That caught the girl’s attention. The nervous tucking of hair behind her right ear, the unconscious pushing back of cuticles—telltale signs that Vannie had finally decided to listen. Really listen. “What’s that?”
“Remember how I said I hear love?”
“Have you ever heard that old proverb, ‘Actions speak…’”
“‘—louder than words.’ What of it?”
“Your actions say that these gifts are a burden—that the people they are for are a burden.”
The protests began. The kids understood. They wanted a nice Christmas for each other, too. They’d asked if she could do it… and the excuses droned on.”
Aggie just waited until they died a natural death. Then, when the girl looked ready to burst into frustrated tears, she tried again. “If I made dinner by ordering everyone to get away, if I ran frantic around the kitchen trying to do more than we needed, if I snapped at people, slammed pots and pans, and finally sat at the table exhausted and unable to enjoy the meal for the sheer exhaustion and irritation of it all, would you feel loved?”
“If you asked for help with your schoolwork and I huffed, and sighed the whole way through—”
Vannie jumped up, hugged her, and shot up the stairs. “I still want the basement for a few days, but yeah. I’ve got some apologies to make.”
The girl hung over the banister and waited for a response.
“Be prepared. You’ll get there again. Just be ready to deal with it the minute you become aware. It’s harder to back down the longer it goes. Trust me.”
Their eyes met, gazes held. And in that moment, Aggie decided she didn’t just have a niece anymore. She had a friend, too.
Luke rolled over to snuggle up close to his wife and found the bed empty… cold. A glance at the bathroom showed it wide open. Not there.
The clock read 1:03. Maybe she got hungry… She didn’t eat much at dinner.
A shuffle downstairs showed all but the entry dark. A faint hum pulled him toward the basement door, and just as he cracked it open, a burst of laughter greeted him. Shusshing sounds and Aggie’s voice followed. “We’re going to wake the house.”
“There’s a whole floor to buffer us But, that’s an idea. We could put earplugs in everyone’s stocking.”
Snickers followed—for something not even that funny. He leaned against the door, listening, a smile growing.
“I think I sewed the wrong side to the right side.”
Vannie’s giggle warmed his heart. She hadn’t giggled like that in weeks. “So if we sew another wrong to it, will that make the whole thing right?”
“We could try…”
His smile transformed into a grin.
Vannie spoke up. “If you’ll iron this casing, I’ll rip that out.”
It might be after midnight. Lania might wake them up at five o’clock sharp, but Luke’s job was done. He twisted the knob, ready to push the door shut again, but Vannie’s next words gave him pause.
“You were right, Aunt Aggie.
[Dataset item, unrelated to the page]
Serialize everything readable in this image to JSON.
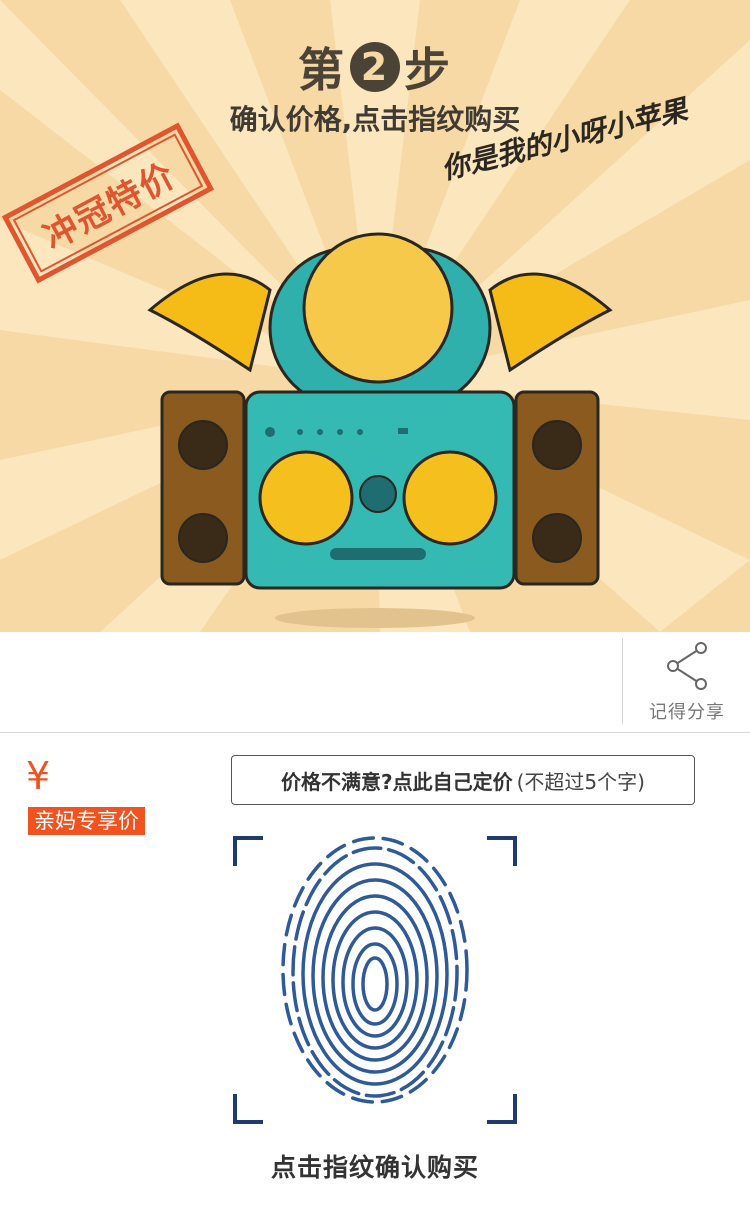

Having fun while you do stuff for people makes the gift even more special.”
That’s right, Vannie girl. And like your wise aunt said yesterday, “Gifts for tomorrow aren’t more important than the people before you today.”